__What the exercise asks__
Write the entries out again. Every character must match.

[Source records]

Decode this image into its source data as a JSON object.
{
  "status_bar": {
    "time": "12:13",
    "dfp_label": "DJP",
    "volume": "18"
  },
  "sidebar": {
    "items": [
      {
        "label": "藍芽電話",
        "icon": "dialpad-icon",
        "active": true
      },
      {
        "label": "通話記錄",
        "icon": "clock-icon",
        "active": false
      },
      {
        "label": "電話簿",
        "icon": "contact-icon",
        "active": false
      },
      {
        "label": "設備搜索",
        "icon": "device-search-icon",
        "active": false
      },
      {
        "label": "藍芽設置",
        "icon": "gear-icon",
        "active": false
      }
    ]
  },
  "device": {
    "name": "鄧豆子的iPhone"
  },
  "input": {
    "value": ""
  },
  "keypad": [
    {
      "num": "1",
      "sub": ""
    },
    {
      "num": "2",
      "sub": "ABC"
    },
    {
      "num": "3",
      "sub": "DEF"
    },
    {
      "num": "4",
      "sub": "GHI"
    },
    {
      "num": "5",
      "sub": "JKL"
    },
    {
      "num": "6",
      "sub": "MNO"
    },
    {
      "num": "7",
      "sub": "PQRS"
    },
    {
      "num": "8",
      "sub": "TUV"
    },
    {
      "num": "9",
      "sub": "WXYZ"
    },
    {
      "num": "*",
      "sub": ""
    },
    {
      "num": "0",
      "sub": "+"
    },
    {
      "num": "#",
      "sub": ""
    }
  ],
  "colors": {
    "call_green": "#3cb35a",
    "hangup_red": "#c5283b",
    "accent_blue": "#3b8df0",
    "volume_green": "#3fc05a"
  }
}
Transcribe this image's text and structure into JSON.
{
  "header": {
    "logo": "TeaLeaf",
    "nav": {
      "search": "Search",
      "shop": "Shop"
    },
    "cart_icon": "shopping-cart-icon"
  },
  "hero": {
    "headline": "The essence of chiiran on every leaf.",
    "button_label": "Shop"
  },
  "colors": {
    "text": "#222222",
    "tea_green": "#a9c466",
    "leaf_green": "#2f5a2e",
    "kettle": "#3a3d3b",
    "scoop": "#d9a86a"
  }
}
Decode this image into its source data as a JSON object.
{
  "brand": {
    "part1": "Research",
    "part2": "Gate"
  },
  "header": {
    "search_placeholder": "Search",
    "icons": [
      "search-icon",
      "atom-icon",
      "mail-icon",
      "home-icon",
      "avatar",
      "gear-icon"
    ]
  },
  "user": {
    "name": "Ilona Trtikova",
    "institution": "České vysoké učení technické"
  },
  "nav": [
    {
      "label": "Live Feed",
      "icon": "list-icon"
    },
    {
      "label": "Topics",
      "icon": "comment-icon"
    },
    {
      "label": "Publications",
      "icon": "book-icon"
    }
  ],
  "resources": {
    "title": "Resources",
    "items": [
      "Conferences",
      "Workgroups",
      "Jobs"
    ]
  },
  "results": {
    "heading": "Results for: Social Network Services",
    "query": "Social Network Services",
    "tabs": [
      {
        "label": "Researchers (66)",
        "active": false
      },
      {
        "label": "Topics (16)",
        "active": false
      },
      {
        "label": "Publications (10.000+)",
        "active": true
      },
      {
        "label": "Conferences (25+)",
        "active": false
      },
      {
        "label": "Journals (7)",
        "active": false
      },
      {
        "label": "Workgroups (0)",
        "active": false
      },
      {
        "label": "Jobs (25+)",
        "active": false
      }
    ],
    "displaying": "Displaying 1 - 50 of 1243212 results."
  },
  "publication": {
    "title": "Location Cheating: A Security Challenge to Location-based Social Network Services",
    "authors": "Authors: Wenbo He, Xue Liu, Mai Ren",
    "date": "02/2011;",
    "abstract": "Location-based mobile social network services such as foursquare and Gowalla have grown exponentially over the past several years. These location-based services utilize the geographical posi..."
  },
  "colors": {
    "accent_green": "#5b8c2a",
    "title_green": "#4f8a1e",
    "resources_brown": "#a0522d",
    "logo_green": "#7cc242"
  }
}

__Response for this exercise__
Decode this image into its source data as a JSON object.
{
  "status_bar": {
    "time": "12:13",
    "dfp_label": "DJP",
    "volume": "18"
  },
  "sidebar": {
    "items": [
      {
        "label": "藍芽電話",
        "icon": "dialpad-icon",
        "active": true
      },
      {
        "label": "通話記錄",
        "icon": "clock-icon",
        "active": false
      },
      {
        "label": "電話簿",
        "icon": "contact-icon",
        "active": false
      },
      {
        "label": "設備搜索",
        "icon": "device-search-icon",
        "active": false
      },
      {
        "label": "藍芽設置",
        "icon": "gear-icon",
        "active": false
      }
    ]
  },
  "device": {
    "name": "鄧豆子的iPhone"
  },
  "input": {
    "value": ""
  },
  "keypad": [
    {
      "num": "1",
      "sub": ""
    },
    {
      "num": "2",
      "sub": "ABC"
    },
    {
      "num": "3",
      "sub": "DEF"
    },
    {
      "num": "4",
      "sub": "GHI"
    },
    {
      "num": "5",
      "sub": "JKL"
    },
    {
      "num": "6",
      "sub": "MNO"
    },
    {
      "num": "7",
      "sub": "PQRS"
    },
    {
      "num": "8",
      "sub": "TUV"
    },
    {
      "num": "9",
      "sub": "WXYZ"
    },
    {
      "num": "*",
      "sub": ""
    },
    {
      "num": "0",
      "sub": "+"
    },
    {
      "num": "#",
      "sub": ""
    }
  ],
  "colors": {
    "call_green": "#3cb35a",
    "hangup_red": "#c5283b",
    "accent_blue": "#3b8df0",
    "volume_green": "#3fc05a"
  }
}
Transcribe this image's text and structure into JSON.
{
  "header": {
    "logo": "TeaLeaf",
    "nav": {
      "search": "Search",
      "shop": "Shop"
    },
    "cart_icon": "shopping-cart-icon"
  },
  "hero": {
    "headline": "The essence of chiiran on every leaf.",
    "button_label": "Shop"
  },
  "colors": {
    "text": "#222222",
    "tea_green": "#a9c466",
    "leaf_green": "#2f5a2e",
    "kettle": "#3a3d3b",
    "scoop": "#d9a86a"
  }
}
Decode this image into its source data as a JSON object.
{
  "brand": {
    "part1": "Research",
    "part2": "Gate"
  },
  "header": {
    "search_placeholder": "Search",
    "icons": [
      "search-icon",
      "atom-icon",
      "mail-icon",
      "home-icon",
      "avatar",
      "gear-icon"
    ]
  },
  "user": {
    "name": "Ilona Trtikova",
    "institution": "České vysoké učení technické"
  },
  "nav": [
    {
      "label": "Live Feed",
      "icon": "list-icon"
    },
    {
      "label": "Topics",
      "icon": "comment-icon"
    },
    {
      "label": "Publications",
      "icon": "book-icon"
    }
  ],
  "resources": {
    "title": "Resources",
    "items": [
      "Conferences",
      "Workgroups",
      "Jobs"
    ]
  },
  "results": {
    "heading": "Results for: Social Network Services",
    "query": "Social Network Services",
    "tabs": [
      {
        "label": "Researchers (66)",
        "active": false
      },
      {
        "label": "Topics (16)",
        "active": false
      },
      {
        "label": "Publications (10.000+)",
        "active": true
      },
      {
        "label": "Conferences (25+)",
        "active": false
      },
      {
        "label": "Journals (7)",
        "active": false
      },
      {
        "label": "Workgroups (0)",
        "active": false
      },
      {
        "label": "Jobs (25+)",
        "active": false
      }
    ],
    "displaying": "Displaying 1 - 50 of 1243212 results."
  },
  "publication": {
    "title": "Location Cheating: A Security Challenge to Location-based Social Network Services",
    "authors": "Authors: Wenbo He, Xue Liu, Mai Ren",
    "date": "02/2011;",
    "abstract": "Location-based mobile social network services such as foursquare and Gowalla have grown exponentially over the past several years. These location-based services utilize the geographical posi..."
  },
  "colors": {
    "accent_green": "#5b8c2a",
    "title_green": "#4f8a1e",
    "resources_brown": "#a0522d",
    "logo_green": "#7cc242"
  }
}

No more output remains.